> Exercise brief:
The answer must be a bare number: the count of lines below that contain "comment".

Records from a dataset
"""
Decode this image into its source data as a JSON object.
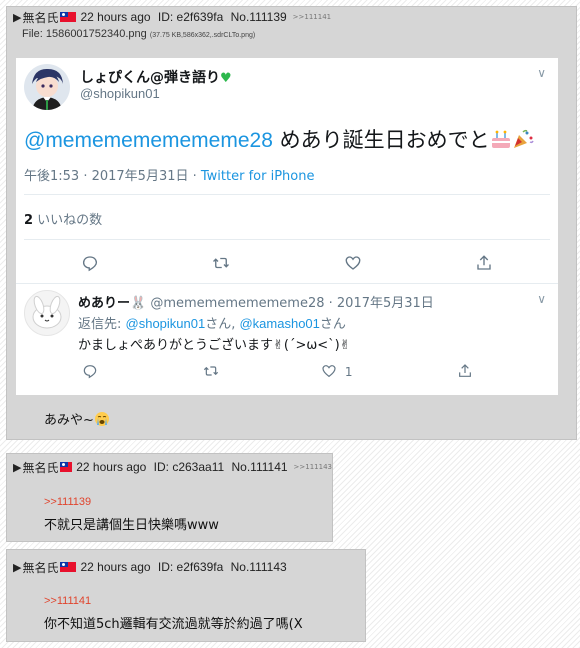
{
  "posts": [
    {
      "name": "無名氏",
      "time": "22 hours ago",
      "id": "ID: e2f639fa",
      "no": "No.111139",
      "backlinks": ">>111141",
      "file_label": "File:",
      "file_name": "1586001752340.png",
      "file_meta": "(37.75 KB,586x362,.sdrCLTo.png)",
      "comment": "あみや~"
    },
    {
      "name": "無名氏",
      "time": "22 hours ago",
      "id": "ID: c263aa11",
      "no": "No.111141",
      "backlinks": ">>111143",
      "quote": ">>111139",
      "comment": "不就只是講個生日快樂嗎www"
    },
    {
      "name": "無名氏",
      "time": "22 hours ago",
      "id": "ID: e2f639fa",
      "no": "No.111143",
      "quote": ">>111141",
      "comment": "你不知道5ch邏輯有交流過就等於約過了嗎(X"
    }
  ],
  "tweet": {
    "display_name": "しょぴくん@弾き語り",
    "handle": "@shopikun01",
    "mention": "@mememememememe28",
    "text": " めあり誕生日おめでと",
    "time": "午後1:53 · 2017年5月31日 · ",
    "source": "Twitter for iPhone",
    "likes_count": "2",
    "likes_label": " いいねの数"
  },
  "reply": {
    "display_name": "めありー",
    "handle_date": " @mememememememe28 · 2017年5月31日",
    "reply_to_label": "返信先: ",
    "reply_to_1": "@shopikun01",
    "reply_to_sep": "さん, ",
    "reply_to_2": "@kamasho01",
    "reply_to_end": "さん",
    "text": "かましょぺありがとうございます",
    "kaomoji": "(´>ω<`)",
    "like_count": "1"
  }
}
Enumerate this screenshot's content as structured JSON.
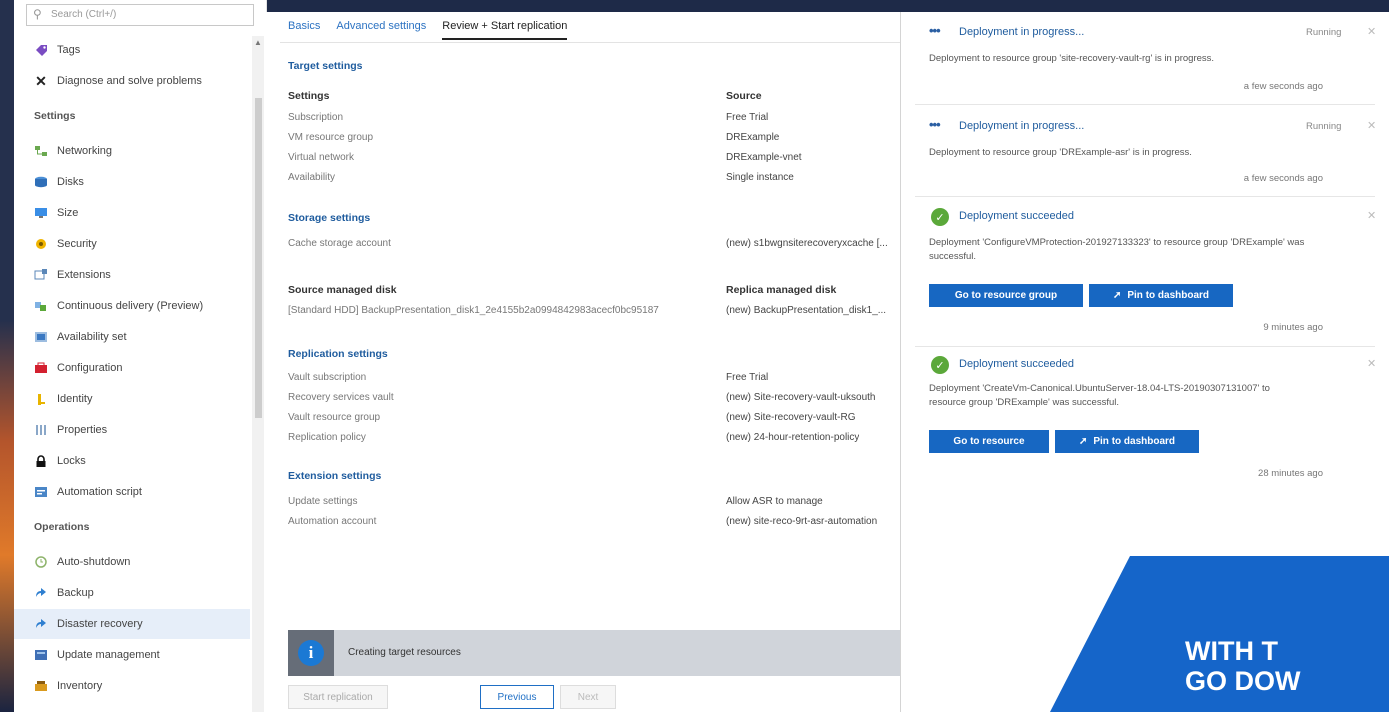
{
  "sidebar": {
    "search_placeholder": "Search (Ctrl+/)",
    "items_top": [
      {
        "label": "Tags",
        "icon": "tag-icon"
      },
      {
        "label": "Diagnose and solve problems",
        "icon": "wrench-icon"
      }
    ],
    "settings_header": "Settings",
    "settings_items": [
      {
        "label": "Networking",
        "icon": "networking-icon"
      },
      {
        "label": "Disks",
        "icon": "disks-icon"
      },
      {
        "label": "Size",
        "icon": "size-icon"
      },
      {
        "label": "Security",
        "icon": "security-icon"
      },
      {
        "label": "Extensions",
        "icon": "extensions-icon"
      },
      {
        "label": "Continuous delivery (Preview)",
        "icon": "continuous-delivery-icon"
      },
      {
        "label": "Availability set",
        "icon": "availability-set-icon"
      },
      {
        "label": "Configuration",
        "icon": "configuration-icon"
      },
      {
        "label": "Identity",
        "icon": "identity-icon"
      },
      {
        "label": "Properties",
        "icon": "properties-icon"
      },
      {
        "label": "Locks",
        "icon": "lock-icon"
      },
      {
        "label": "Automation script",
        "icon": "automation-script-icon"
      }
    ],
    "operations_header": "Operations",
    "operations_items": [
      {
        "label": "Auto-shutdown",
        "icon": "clock-icon"
      },
      {
        "label": "Backup",
        "icon": "backup-icon"
      },
      {
        "label": "Disaster recovery",
        "icon": "disaster-recovery-icon",
        "selected": true
      },
      {
        "label": "Update management",
        "icon": "update-management-icon"
      },
      {
        "label": "Inventory",
        "icon": "inventory-icon"
      }
    ]
  },
  "main": {
    "tabs": [
      {
        "label": "Basics",
        "active": false
      },
      {
        "label": "Advanced settings",
        "active": false
      },
      {
        "label": "Review + Start replication",
        "active": true
      }
    ],
    "target_settings": {
      "title": "Target settings",
      "settings_header": "Settings",
      "source_header": "Source",
      "rows": [
        {
          "label": "Subscription",
          "value": "Free Trial"
        },
        {
          "label": "VM resource group",
          "value": "DRExample"
        },
        {
          "label": "Virtual network",
          "value": "DRExample-vnet"
        },
        {
          "label": "Availability",
          "value": "Single instance"
        }
      ]
    },
    "storage_settings": {
      "title": "Storage settings",
      "rows": [
        {
          "label": "Cache storage account",
          "value": "(new) s1bwgnsiterecoveryxcache [..."
        }
      ]
    },
    "disks": {
      "source_header": "Source managed disk",
      "replica_header": "Replica managed disk",
      "source_value": "[Standard HDD] BackupPresentation_disk1_2e4155b2a0994842983acecf0bc95187",
      "replica_value": "(new) BackupPresentation_disk1_..."
    },
    "replication_settings": {
      "title": "Replication settings",
      "rows": [
        {
          "label": "Vault subscription",
          "value": "Free Trial"
        },
        {
          "label": "Recovery services vault",
          "value": "(new) Site-recovery-vault-uksouth"
        },
        {
          "label": "Vault resource group",
          "value": "(new) Site-recovery-vault-RG"
        },
        {
          "label": "Replication policy",
          "value": "(new) 24-hour-retention-policy"
        }
      ]
    },
    "extension_settings": {
      "title": "Extension settings",
      "rows": [
        {
          "label": "Update settings",
          "value": "Allow ASR to manage"
        },
        {
          "label": "Automation account",
          "value": "(new) site-reco-9rt-asr-automation"
        }
      ]
    },
    "status": {
      "icon_glyph": "i",
      "text": "Creating target resources"
    },
    "footer": {
      "start_label": "Start replication",
      "previous_label": "Previous",
      "next_label": "Next"
    }
  },
  "notifications": [
    {
      "kind": "progress",
      "title": "Deployment in progress...",
      "status": "Running",
      "body": "Deployment to resource group 'site-recovery-vault-rg' is in progress.",
      "time": "a few seconds ago"
    },
    {
      "kind": "progress",
      "title": "Deployment in progress...",
      "status": "Running",
      "body": "Deployment to resource group 'DRExample-asr' is in progress.",
      "time": "a few seconds ago"
    },
    {
      "kind": "success",
      "title": "Deployment succeeded",
      "body": "Deployment 'ConfigureVMProtection-201927133323' to resource group 'DRExample' was successful.",
      "btn1": "Go to resource group",
      "btn2": "Pin to dashboard",
      "time": "9 minutes ago"
    },
    {
      "kind": "success",
      "title": "Deployment succeeded",
      "body": "Deployment 'CreateVm-Canonical.UbuntuServer-18.04-LTS-20190307131007' to resource group 'DRExample' was successful.",
      "btn1": "Go to resource",
      "btn2": "Pin to dashboard",
      "time": "28 minutes ago"
    }
  ],
  "banner": {
    "line1": "WITH T",
    "line2": "GO DOW",
    "color": "#1565c9"
  },
  "colors": {
    "accent": "#1767c2",
    "link": "#1f5c9e",
    "success": "#5ba83a",
    "selected_row": "#e6eef9"
  }
}
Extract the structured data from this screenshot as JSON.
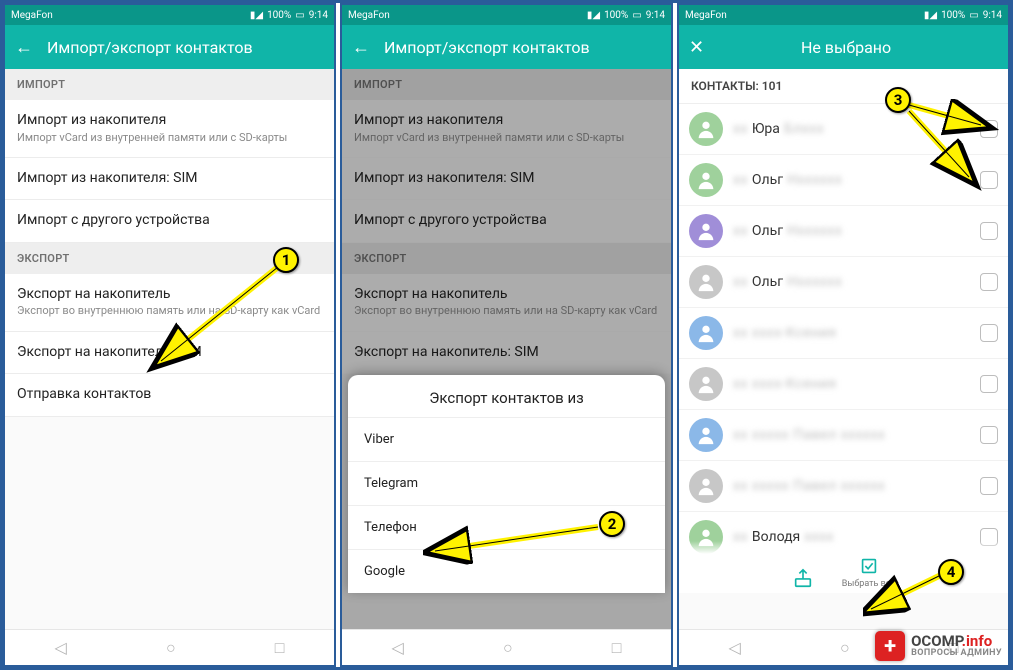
{
  "status": {
    "carrier": "MegaFon",
    "battery": "100%",
    "time": "9:14"
  },
  "screen1": {
    "title": "Импорт/экспорт контактов",
    "sections": {
      "import": "ИМПОРТ",
      "export": "ЭКСПОРТ"
    },
    "items": {
      "imp_storage": {
        "label": "Импорт из накопителя",
        "sub": "Импорт vCard из внутренней памяти или с SD-карты"
      },
      "imp_sim": {
        "label": "Импорт из накопителя: SIM"
      },
      "imp_device": {
        "label": "Импорт с другого устройства"
      },
      "exp_storage": {
        "label": "Экспорт на накопитель",
        "sub": "Экспорт во внутреннюю память или на SD-карту как vCard"
      },
      "exp_sim": {
        "label": "Экспорт на накопитель: SIM"
      },
      "send": {
        "label": "Отправка контактов"
      }
    }
  },
  "screen2": {
    "title": "Импорт/экспорт контактов",
    "sheet": {
      "title": "Экспорт контактов из",
      "options": [
        "Viber",
        "Telegram",
        "Телефон",
        "Google"
      ]
    }
  },
  "screen3": {
    "title": "Не выбрано",
    "count_label": "КОНТАКТЫ: 101",
    "contacts": [
      {
        "name": "Юра",
        "surname_blur": "Блххх",
        "avatar": "green"
      },
      {
        "name": "Ольг",
        "surname_blur": "Нхххххх",
        "avatar": "green"
      },
      {
        "name": "Ольг",
        "surname_blur": "Нхххххх",
        "avatar": "purple"
      },
      {
        "name": "Ольг",
        "surname_blur": "Нхххххх",
        "avatar": "grey"
      },
      {
        "name": "",
        "surname_blur": "хххх-Ксения",
        "avatar": "blue"
      },
      {
        "name": "",
        "surname_blur": "хххх-Ксения",
        "avatar": "grey"
      },
      {
        "name": "",
        "surname_blur": "ххххх Павел хххххх",
        "avatar": "blue"
      },
      {
        "name": "",
        "surname_blur": "ххххх Павел хххххх",
        "avatar": "grey"
      },
      {
        "name": "Володя",
        "surname_blur": "хххх",
        "avatar": "green"
      }
    ],
    "bottom": {
      "share": "",
      "select_all": "Выбрать все"
    }
  },
  "markers": {
    "1": "1",
    "2": "2",
    "3": "3",
    "4": "4"
  },
  "watermark": {
    "domain": "OCOMP",
    "tld": ".info",
    "sub": "ВОПРОСЫ АДМИНУ",
    "plus": "+"
  }
}
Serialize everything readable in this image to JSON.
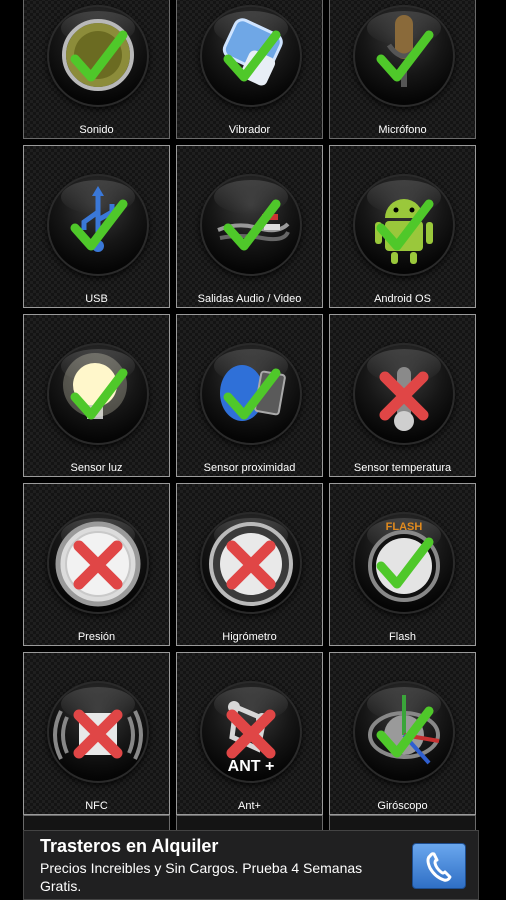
{
  "tiles": [
    {
      "label": "Sonido",
      "icon": "speaker-icon",
      "status": "ok"
    },
    {
      "label": "Vibrador",
      "icon": "battery-icon",
      "status": "ok"
    },
    {
      "label": "Micrófono",
      "icon": "microphone-icon",
      "status": "ok"
    },
    {
      "label": "USB",
      "icon": "usb-icon",
      "status": "ok"
    },
    {
      "label": "Salidas Audio / Video",
      "icon": "audio-cable-icon",
      "status": "ok"
    },
    {
      "label": "Android OS",
      "icon": "android-icon",
      "status": "ok"
    },
    {
      "label": "Sensor luz",
      "icon": "light-bulb-icon",
      "status": "ok"
    },
    {
      "label": "Sensor proximidad",
      "icon": "proximity-icon",
      "status": "ok"
    },
    {
      "label": "Sensor temperatura",
      "icon": "thermometer-icon",
      "status": "fail"
    },
    {
      "label": "Presión",
      "icon": "barometer-icon",
      "status": "fail"
    },
    {
      "label": "Higrómetro",
      "icon": "hygrometer-icon",
      "status": "fail"
    },
    {
      "label": "Flash",
      "icon": "flash-icon",
      "status": "ok",
      "badge": "FLASH"
    },
    {
      "label": "NFC",
      "icon": "nfc-icon",
      "status": "fail"
    },
    {
      "label": "Ant+",
      "icon": "ant-plus-icon",
      "status": "fail",
      "badge": "ANT +"
    },
    {
      "label": "Giróscopo",
      "icon": "gyroscope-icon",
      "status": "ok"
    }
  ],
  "ad": {
    "title": "Trasteros en Alquiler",
    "text": "Precios Increibles y Sin Cargos. Prueba 4 Semanas Gratis.",
    "call_icon": "phone-icon"
  },
  "colors": {
    "ok": "#4fc82a",
    "fail": "#e04646",
    "accent": "#3d7fd8"
  }
}
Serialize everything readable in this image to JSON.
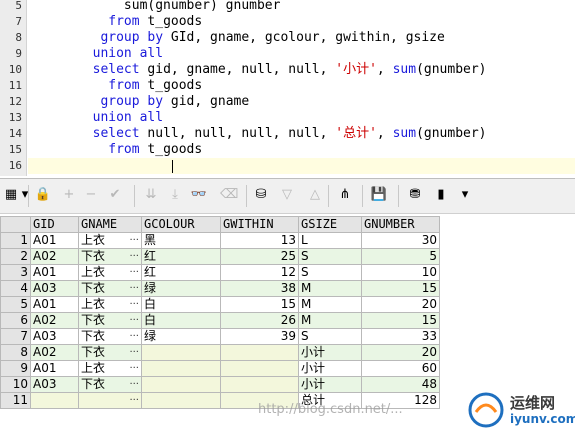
{
  "editor": {
    "lines": [
      {
        "num": "5",
        "tokens": [
          {
            "t": "            sum(gnumber) gnumber",
            "c": "tx"
          }
        ]
      },
      {
        "num": "7",
        "tokens": [
          {
            "t": "          ",
            "c": "tx"
          },
          {
            "t": "from",
            "c": "kw"
          },
          {
            "t": " t_goods",
            "c": "tx"
          }
        ]
      },
      {
        "num": "8",
        "tokens": [
          {
            "t": "         ",
            "c": "tx"
          },
          {
            "t": "group by",
            "c": "kw"
          },
          {
            "t": " GId, gname, gcolour, gwithin, gsize",
            "c": "tx"
          }
        ]
      },
      {
        "num": "9",
        "tokens": [
          {
            "t": "        ",
            "c": "tx"
          },
          {
            "t": "union all",
            "c": "kw"
          }
        ]
      },
      {
        "num": "10",
        "tokens": [
          {
            "t": "        ",
            "c": "tx"
          },
          {
            "t": "select",
            "c": "kw"
          },
          {
            "t": " gid, gname, null, null, ",
            "c": "tx"
          },
          {
            "t": "'小计'",
            "c": "st"
          },
          {
            "t": ", ",
            "c": "tx"
          },
          {
            "t": "sum",
            "c": "kw"
          },
          {
            "t": "(gnumber)",
            "c": "tx"
          }
        ]
      },
      {
        "num": "11",
        "tokens": [
          {
            "t": "          ",
            "c": "tx"
          },
          {
            "t": "from",
            "c": "kw"
          },
          {
            "t": " t_goods",
            "c": "tx"
          }
        ]
      },
      {
        "num": "12",
        "tokens": [
          {
            "t": "         ",
            "c": "tx"
          },
          {
            "t": "group by",
            "c": "kw"
          },
          {
            "t": " gid, gname",
            "c": "tx"
          }
        ]
      },
      {
        "num": "13",
        "tokens": [
          {
            "t": "        ",
            "c": "tx"
          },
          {
            "t": "union all",
            "c": "kw"
          }
        ]
      },
      {
        "num": "14",
        "tokens": [
          {
            "t": "        ",
            "c": "tx"
          },
          {
            "t": "select",
            "c": "kw"
          },
          {
            "t": " null, null, null, null, ",
            "c": "tx"
          },
          {
            "t": "'总计'",
            "c": "st"
          },
          {
            "t": ", ",
            "c": "tx"
          },
          {
            "t": "sum",
            "c": "kw"
          },
          {
            "t": "(gnumber)",
            "c": "tx"
          }
        ]
      },
      {
        "num": "15",
        "tokens": [
          {
            "t": "          ",
            "c": "tx"
          },
          {
            "t": "from",
            "c": "kw"
          },
          {
            "t": " t_goods",
            "c": "tx"
          }
        ]
      },
      {
        "num": "16",
        "tokens": []
      }
    ]
  },
  "toolbar": {
    "icons": [
      {
        "name": "grid-menu-icon",
        "glyph": "▦",
        "dis": false
      },
      {
        "name": "dropdown-arrow-icon",
        "glyph": "▾",
        "dis": false
      },
      {
        "name": "lock-icon",
        "glyph": "🔒",
        "dis": false
      },
      {
        "name": "add-record-icon",
        "glyph": "+",
        "dis": true
      },
      {
        "name": "delete-record-icon",
        "glyph": "−",
        "dis": true
      },
      {
        "name": "post-changes-icon",
        "glyph": "✔",
        "dis": true
      },
      {
        "name": "fetch-next-icon",
        "glyph": "⇊",
        "dis": true
      },
      {
        "name": "fetch-last-icon",
        "glyph": "⤓",
        "dis": true
      },
      {
        "name": "find-binoculars-icon",
        "glyph": "👓",
        "dis": false
      },
      {
        "name": "clear-icon",
        "glyph": "⌫",
        "dis": true
      },
      {
        "name": "query-by-example-icon",
        "glyph": "⛁",
        "dis": false
      },
      {
        "name": "previous-icon",
        "glyph": "▽",
        "dis": true
      },
      {
        "name": "next-icon",
        "glyph": "△",
        "dis": true
      },
      {
        "name": "tree-view-icon",
        "glyph": "⋔",
        "dis": false
      },
      {
        "name": "save-icon",
        "glyph": "💾",
        "dis": false
      },
      {
        "name": "export-icon",
        "glyph": "⛃",
        "dis": false
      },
      {
        "name": "chart-icon",
        "glyph": "▮",
        "dis": false
      },
      {
        "name": "dropdown-arrow-icon",
        "glyph": "▾",
        "dis": false
      }
    ]
  },
  "grid": {
    "columns": [
      "GID",
      "GNAME",
      "GCOLOUR",
      "GWITHIN",
      "GSIZE",
      "GNUMBER"
    ],
    "rows": [
      [
        "1",
        "A01",
        "上衣",
        "黑",
        "13",
        "L",
        "30"
      ],
      [
        "2",
        "A02",
        "下衣",
        "红",
        "25",
        "S",
        "5"
      ],
      [
        "3",
        "A01",
        "上衣",
        "红",
        "12",
        "S",
        "10"
      ],
      [
        "4",
        "A03",
        "下衣",
        "绿",
        "38",
        "M",
        "15"
      ],
      [
        "5",
        "A01",
        "上衣",
        "白",
        "15",
        "M",
        "20"
      ],
      [
        "6",
        "A02",
        "下衣",
        "白",
        "26",
        "M",
        "15"
      ],
      [
        "7",
        "A03",
        "下衣",
        "绿",
        "39",
        "S",
        "33"
      ],
      [
        "8",
        "A02",
        "下衣",
        "",
        "",
        "小计",
        "20"
      ],
      [
        "9",
        "A01",
        "上衣",
        "",
        "",
        "小计",
        "60"
      ],
      [
        "10",
        "A03",
        "下衣",
        "",
        "",
        "小计",
        "48"
      ],
      [
        "11",
        "",
        "",
        "",
        "",
        "总计",
        "128"
      ]
    ]
  },
  "watermark": {
    "url": "http://blog.csdn.net/...",
    "logo_title": "运维网",
    "logo_sub": "iyunv.com"
  }
}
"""
> Exercise response:
3